- Complex policy issue
Environmental impact is not determined by population numbers alone, but by the way that people live.
The Australian Greens believe that:
- The current level of population, population growth and the way we consume are outstripping environmental capacity. Australia must contribute to achieving a globally sustainable population and encourage and support other nations to do the same.
- Our environmental impact and ecological footprint is not determined by population numbers alone, but by a range of factors including per capita consumption patterns and levels, distribution of resources, agricultural practices for domestic consumption and export, levels and types of industrial activity, urban design and transport options.
- Australia's population policy should be determined by its commitment to:
- ecological sustainability;
- global and domestic social justice and equity, including women's rights;
- intergenerational equity;
- international human rights obligations; and
- decent wages and conditions for all workers.
- Population policy should not be primarily driven by economic goals or to counter the effects of an ageing population.
- An Australian population policy must consider the geographical distribution of human settlements rather than just concentrate upon population size at the national level.
- Australia has an obligation to accept humanitarian migration including that resulting from climate change.
- The continuing rapid increase in the human population has the potential to adversely affect national or international outcomes in environmental sustainability, human health and welfare, and other areas.
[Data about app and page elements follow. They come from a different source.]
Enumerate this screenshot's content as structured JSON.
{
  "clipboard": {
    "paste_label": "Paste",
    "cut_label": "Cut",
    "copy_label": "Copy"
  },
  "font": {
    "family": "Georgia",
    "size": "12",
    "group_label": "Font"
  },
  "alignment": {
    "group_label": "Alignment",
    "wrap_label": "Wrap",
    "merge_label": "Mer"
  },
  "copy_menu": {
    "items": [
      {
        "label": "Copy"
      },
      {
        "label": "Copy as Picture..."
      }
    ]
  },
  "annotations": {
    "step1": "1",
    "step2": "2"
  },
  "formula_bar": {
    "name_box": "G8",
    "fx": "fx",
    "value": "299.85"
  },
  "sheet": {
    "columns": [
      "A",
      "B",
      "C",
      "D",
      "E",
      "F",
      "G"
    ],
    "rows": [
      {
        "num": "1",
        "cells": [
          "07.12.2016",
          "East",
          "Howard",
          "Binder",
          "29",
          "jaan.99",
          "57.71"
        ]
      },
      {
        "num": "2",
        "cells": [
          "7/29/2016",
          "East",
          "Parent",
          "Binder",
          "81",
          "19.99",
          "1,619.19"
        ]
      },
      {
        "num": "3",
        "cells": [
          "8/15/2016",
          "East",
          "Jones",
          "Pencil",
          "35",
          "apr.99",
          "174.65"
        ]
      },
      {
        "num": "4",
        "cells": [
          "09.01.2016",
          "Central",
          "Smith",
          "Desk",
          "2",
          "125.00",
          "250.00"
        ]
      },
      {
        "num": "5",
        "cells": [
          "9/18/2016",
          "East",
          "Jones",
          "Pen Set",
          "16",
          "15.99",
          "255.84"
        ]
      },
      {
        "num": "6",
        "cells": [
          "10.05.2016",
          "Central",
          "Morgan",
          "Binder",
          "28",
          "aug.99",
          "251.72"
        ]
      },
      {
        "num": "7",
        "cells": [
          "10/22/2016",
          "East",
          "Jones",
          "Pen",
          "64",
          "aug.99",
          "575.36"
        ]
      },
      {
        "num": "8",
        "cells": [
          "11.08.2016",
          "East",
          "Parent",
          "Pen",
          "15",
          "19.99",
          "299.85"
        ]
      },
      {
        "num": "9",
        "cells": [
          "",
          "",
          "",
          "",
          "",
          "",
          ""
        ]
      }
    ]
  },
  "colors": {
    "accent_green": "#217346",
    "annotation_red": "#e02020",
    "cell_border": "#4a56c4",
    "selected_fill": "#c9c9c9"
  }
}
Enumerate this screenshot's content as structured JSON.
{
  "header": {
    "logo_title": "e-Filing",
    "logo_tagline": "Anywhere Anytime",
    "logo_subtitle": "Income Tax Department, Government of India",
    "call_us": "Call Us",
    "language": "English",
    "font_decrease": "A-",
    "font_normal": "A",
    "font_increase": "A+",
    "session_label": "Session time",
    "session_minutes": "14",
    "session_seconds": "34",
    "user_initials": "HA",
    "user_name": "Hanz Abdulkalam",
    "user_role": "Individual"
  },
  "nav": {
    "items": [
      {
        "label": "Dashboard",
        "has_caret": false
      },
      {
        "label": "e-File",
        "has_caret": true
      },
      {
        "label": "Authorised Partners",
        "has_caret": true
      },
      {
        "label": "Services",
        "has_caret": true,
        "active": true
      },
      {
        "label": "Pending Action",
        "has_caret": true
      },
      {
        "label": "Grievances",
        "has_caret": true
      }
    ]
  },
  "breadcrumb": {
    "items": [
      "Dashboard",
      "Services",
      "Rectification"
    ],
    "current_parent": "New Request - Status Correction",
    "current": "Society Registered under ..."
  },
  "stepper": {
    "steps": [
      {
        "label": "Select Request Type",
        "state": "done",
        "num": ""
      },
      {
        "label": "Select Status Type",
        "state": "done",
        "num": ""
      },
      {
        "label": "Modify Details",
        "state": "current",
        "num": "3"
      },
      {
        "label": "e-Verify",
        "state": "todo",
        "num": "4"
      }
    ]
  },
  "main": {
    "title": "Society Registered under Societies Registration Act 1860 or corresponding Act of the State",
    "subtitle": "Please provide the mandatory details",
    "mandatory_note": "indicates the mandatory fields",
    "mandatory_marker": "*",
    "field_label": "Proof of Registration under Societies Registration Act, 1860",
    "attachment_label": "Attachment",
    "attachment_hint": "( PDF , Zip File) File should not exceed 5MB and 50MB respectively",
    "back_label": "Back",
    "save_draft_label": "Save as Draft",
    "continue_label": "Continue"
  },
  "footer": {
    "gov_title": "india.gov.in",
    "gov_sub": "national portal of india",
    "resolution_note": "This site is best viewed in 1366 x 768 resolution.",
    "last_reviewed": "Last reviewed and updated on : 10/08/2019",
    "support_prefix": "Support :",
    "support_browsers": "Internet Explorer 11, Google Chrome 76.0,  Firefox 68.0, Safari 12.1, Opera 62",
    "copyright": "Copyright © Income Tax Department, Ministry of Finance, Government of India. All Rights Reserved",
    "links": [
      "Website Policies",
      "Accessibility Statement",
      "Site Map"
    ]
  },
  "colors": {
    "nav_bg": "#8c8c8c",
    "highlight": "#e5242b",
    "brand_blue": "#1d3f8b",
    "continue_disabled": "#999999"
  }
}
Current rates of resource use are not sustainable and are compounded by inequitable distribution of wealth and power.
The Australian Greens want:
- A reduction in Australia's use of finite natural resources to a level that is sustainable and socially just.
- Human settlements which are:
- designed and built to minimise environmental harm and maximise social well-being;
- located in areas where their ecological impact is minimised.
- Full implementation by Australia of the 1994 United Nations International Conference on Population and Development Programme of Action, including:
- increasing our contribution to programs that empower women and increase their access to a wide range of safe family planning options;
- increasing our overseas aid budget to 0.7% of GNI;
- ensuring that overseas aid to the world's poorest, which often include women, is focussed on clean water and sanitation, education and high quality accessible health services, including sexual and reproductive health services;
- community debate about population, acknowledging that there are complex issues involved in population policy, including:
- limits to unsustainable growth and resource use;
- the survival of other species and ecosystems;
- women's rights and especially education and access to family planning;
- unsustainable resource use; and
- inequitable distribution of wealth and power.